A few, myself included, will also rattle off filmmakers such as Kubrick and Malick while not forgetting magnificent cinematographers like Storaro.
Others will mention family. Mama in my case, or perhaps even a well-intentioned Uncle Moe or Aunt Sally.
I personally use names from past generations because it’s my preference to not even appear sycophantic towards photographers emerging or in their prime.
There are certainly good photographers out there now. I respect many, but I can’t say they’ve influenced me. Share ideas? Sure. Learn a cool little technique? Yeah. Have a drink? Yep, of course. But influence? No.
It’s why I won’t do a Wikipedia for myself, something en vogue among photographers a few years ago – “famous” or not – for cynical pragmatic SEO reasons. Few living today are interesting enough for biographies or encyclopedia entries, including many celebrities.
Anyway, which brings me to the point of the post… music!
I’ve read plenty of photography books and magazines, and will read more. I’ve taken classes and courses, and will always continue learning. I look forward to more good discussions with photographers.
But music is the one art form that influences my photography more than anything or anyone else.

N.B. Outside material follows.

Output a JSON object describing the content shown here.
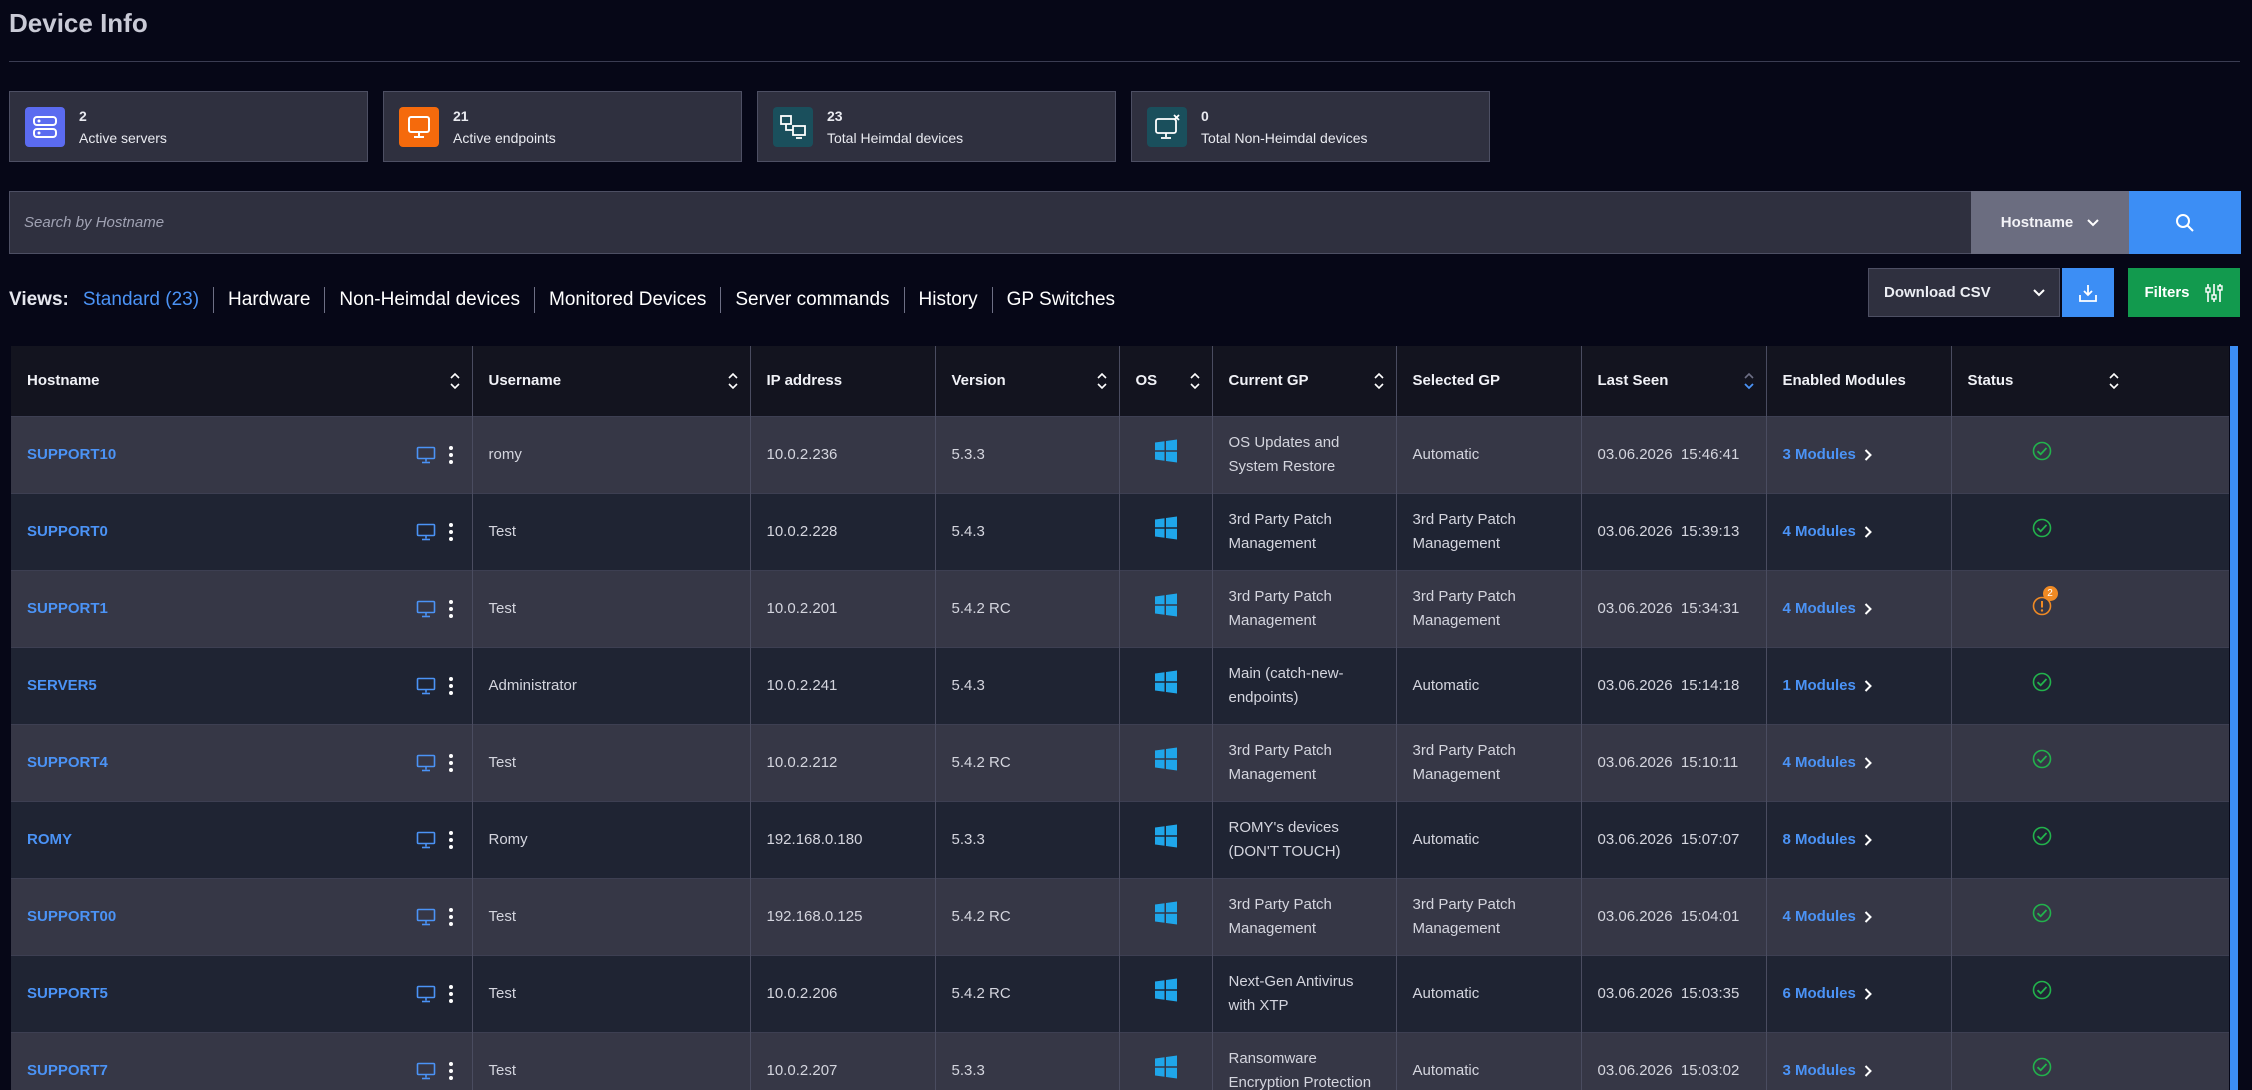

I listen to it all day. From morning coffee to late night unwinding. From wild nights out, to mellow nights in. On the road. And especially while I work. As I type right now, rockabilly guitar is blaring.
Music plays while I shoot photography and when I’m in post. And if it’s not, it’s humming in my head anyway. Like a good song, I seek to get into a rhythm when shooting photos and want the best shots to come from the crescendo. It all depends on the context of the shoot what the groove is.
Please don’t say jazz, please don’t say jazz… (sigh), you said jazz.
I’ll go ahead a be a bit cliché, but no less true, and say that jazz does the most for my work. It’s free and full of all sorts of complicated musical relationships seeking understanding. It embraces imperfect chaos and improvisation. Jazz is not afraid to get artistically dirty, yet maintain its class.
As Allen Toussaint sings in one of his songs, “To get into the good stuff, everything gets roughed up… whew!” Jazz, as with all good music, takes me there and back. The camera is often just an extension of that feeling.
*I would be remiss to not mention that music photographers, past and present, do some outstanding work. Album cover photography, in particular, is some of the coolest shit around.